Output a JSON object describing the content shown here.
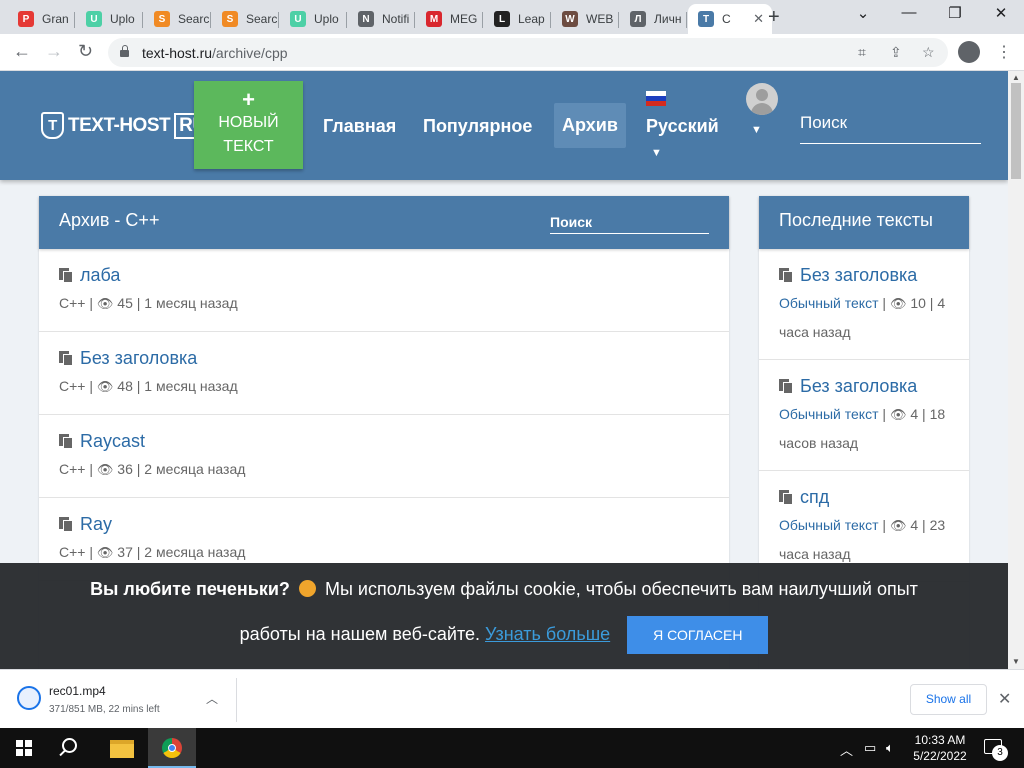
{
  "browser": {
    "tabs": [
      {
        "title": "Gran",
        "color": "#e53935",
        "glyph": "P"
      },
      {
        "title": "Uplo",
        "color": "#4dd0a6",
        "glyph": "U"
      },
      {
        "title": "Searc",
        "color": "#f08a24",
        "glyph": "S"
      },
      {
        "title": "Searc",
        "color": "#f08a24",
        "glyph": "S"
      },
      {
        "title": "Uplo",
        "color": "#4dd0a6",
        "glyph": "U"
      },
      {
        "title": "Notifi",
        "color": "#5f6368",
        "glyph": "N"
      },
      {
        "title": "MEG",
        "color": "#d9272e",
        "glyph": "M"
      },
      {
        "title": "Leap",
        "color": "#222222",
        "glyph": "L"
      },
      {
        "title": "WEB",
        "color": "#6d4c41",
        "glyph": "W"
      },
      {
        "title": "Личн",
        "color": "#5f6368",
        "glyph": "Л"
      },
      {
        "title": "C",
        "color": "#4a7aa7",
        "glyph": "T"
      }
    ],
    "url_host": "text-host.ru",
    "url_path": "/archive/cpp"
  },
  "site": {
    "logo_text": "TEXT-HOST",
    "logo_suffix": "RU",
    "logo_mark": "T",
    "new_text_plus": "+",
    "new_text_label": "НОВЫЙ ТЕКСТ",
    "nav": {
      "home": "Главная",
      "popular": "Популярное",
      "archive": "Архив",
      "language": "Русский"
    },
    "search_placeholder": "Поиск"
  },
  "archive": {
    "title": "Архив - C++",
    "search_placeholder": "Поиск",
    "items": [
      {
        "title": "лаба",
        "lang": "C++",
        "views": "45",
        "ago": "1 месяц назад"
      },
      {
        "title": "Без заголовка",
        "lang": "C++",
        "views": "48",
        "ago": "1 месяц назад"
      },
      {
        "title": "Raycast",
        "lang": "C++",
        "views": "36",
        "ago": "2 месяца назад"
      },
      {
        "title": "Ray",
        "lang": "C++",
        "views": "37",
        "ago": "2 месяца назад"
      }
    ]
  },
  "recent": {
    "title": "Последние тексты",
    "items": [
      {
        "title": "Без заголовка",
        "type": "Обычный текст",
        "views": "10",
        "ago": "4 часа назад"
      },
      {
        "title": "Без заголовка",
        "type": "Обычный текст",
        "views": "4",
        "ago": "18 часов назад"
      },
      {
        "title": "спд",
        "type": "Обычный текст",
        "views": "4",
        "ago": "23 часа назад"
      }
    ]
  },
  "cookie": {
    "question": "Вы любите печеньки?",
    "text1": "Мы используем файлы cookie, чтобы обеспечить вам наилучший опыт",
    "text2": "работы на нашем веб-сайте.",
    "learn_more": "Узнать больше",
    "agree": "Я СОГЛАСЕН"
  },
  "downloads": {
    "filename": "rec01.mp4",
    "status": "371/851 MB, 22 mins left",
    "show_all": "Show all"
  },
  "taskbar": {
    "time": "10:33 AM",
    "date": "5/22/2022",
    "notifications": "3"
  }
}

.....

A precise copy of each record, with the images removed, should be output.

■ WRITTEN RESPONSE:
Output a JSON object describing the content shown here.
{
  "browser": {
    "tabs": [
      {
        "title": "Gran",
        "color": "#e53935",
        "glyph": "P"
      },
      {
        "title": "Uplo",
        "color": "#4dd0a6",
        "glyph": "U"
      },
      {
        "title": "Searc",
        "color": "#f08a24",
        "glyph": "S"
      },
      {
        "title": "Searc",
        "color": "#f08a24",
        "glyph": "S"
      },
      {
        "title": "Uplo",
        "color": "#4dd0a6",
        "glyph": "U"
      },
      {
        "title": "Notifi",
        "color": "#5f6368",
        "glyph": "N"
      },
      {
        "title": "MEG",
        "color": "#d9272e",
        "glyph": "M"
      },
      {
        "title": "Leap",
        "color": "#222222",
        "glyph": "L"
      },
      {
        "title": "WEB",
        "color": "#6d4c41",
        "glyph": "W"
      },
      {
        "title": "Личн",
        "color": "#5f6368",
        "glyph": "Л"
      },
      {
        "title": "C",
        "color": "#4a7aa7",
        "glyph": "T"
      }
    ],
    "url_host": "text-host.ru",
    "url_path": "/archive/cpp"
  },
  "site": {
    "logo_text": "TEXT-HOST",
    "logo_suffix": "RU",
    "logo_mark": "T",
    "new_text_plus": "+",
    "new_text_label": "НОВЫЙ ТЕКСТ",
    "nav": {
      "home": "Главная",
      "popular": "Популярное",
      "archive": "Архив",
      "language": "Русский"
    },
    "search_placeholder": "Поиск"
  },
  "archive": {
    "title": "Архив - C++",
    "search_placeholder": "Поиск",
    "items": [
      {
        "title": "лаба",
        "lang": "C++",
        "views": "45",
        "ago": "1 месяц назад"
      },
      {
        "title": "Без заголовка",
        "lang": "C++",
        "views": "48",
        "ago": "1 месяц назад"
      },
      {
        "title": "Raycast",
        "lang": "C++",
        "views": "36",
        "ago": "2 месяца назад"
      },
      {
        "title": "Ray",
        "lang": "C++",
        "views": "37",
        "ago": "2 месяца назад"
      }
    ]
  },
  "recent": {
    "title": "Последние тексты",
    "items": [
      {
        "title": "Без заголовка",
        "type": "Обычный текст",
        "views": "10",
        "ago": "4 часа назад"
      },
      {
        "title": "Без заголовка",
        "type": "Обычный текст",
        "views": "4",
        "ago": "18 часов назад"
      },
      {
        "title": "спд",
        "type": "Обычный текст",
        "views": "4",
        "ago": "23 часа назад"
      }
    ]
  },
  "cookie": {
    "question": "Вы любите печеньки?",
    "text1": "Мы используем файлы cookie, чтобы обеспечить вам наилучший опыт",
    "text2": "работы на нашем веб-сайте.",
    "learn_more": "Узнать больше",
    "agree": "Я СОГЛАСЕН"
  },
  "downloads": {
    "filename": "rec01.mp4",
    "status": "371/851 MB, 22 mins left",
    "show_all": "Show all"
  },
  "taskbar": {
    "time": "10:33 AM",
    "date": "5/22/2022",
    "notifications": "3"
  }
}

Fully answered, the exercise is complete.